(22.5 cm), xviii, 151 pp. Publisher’s printed boards. - Almon was the most influential opposition bookseller and publisher during the reign of George III. There is a useful appendix listing his publications. ¶ Presentation inscription from author on title-page.
(28 cm), xix, 138 pp., illustrations. Publisher’s pictorial wrappers. - 57 catalogue entries and “Bibliographical Supplement” (pp.110-123). Includes essays by David Armitage (The Darien venture), Ned C. Landsman (Immigration and settlement), David Hancock (Trade), Robin Fabel (Scots in Georgia and the British Floridas), Robert Kent Donovan and Michael Fry (Religion in the affairs of Scotland and America), James McLachlan (Education), Bruce Lenman (Colonial warfare and imperial identity), Michael Fry (Scotland and the American Revolution). 1250 softcover and 250 casebound copies printed. ¶ As new.
(25 cm), xlix (1), 521 (1) pp., illustrations. Publisher’s cloth. - “This bibliography offers descriptions of almost 200 issues of secular voice music published in England, 1703-1726, including works by Giovanni Bononcini, Henry Purcell, John Weldon, Attilio Ariosti and Richard Leveridge. 2296 song first lines are listed and indexed” (publisher’s abstract). ¶ Excellent, unmarked copy.

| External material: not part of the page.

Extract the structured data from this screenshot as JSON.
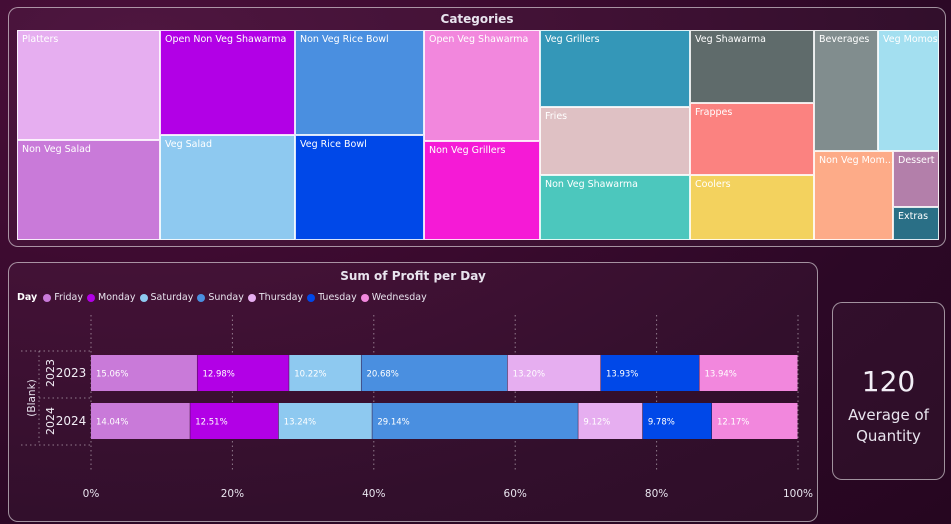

(25.5 cm), xlviii, 675 pp., illustrations. Publisher’s cloth binding. - “Supplants the seventy-year-old directory of McClintock Dix and provides the first full account of the working life of all known members of the Dublin booktrade before 1800. Guild records are supported by an astonishing evidential sweep that includes city directories, newspaper advertisements, customer records, disparate letters and accounts, and the imprints themselves” (from a review by James Raven, in The Times Literary Supplement, 28 December 2001, p.30). ¶ Fine, unmarked copy.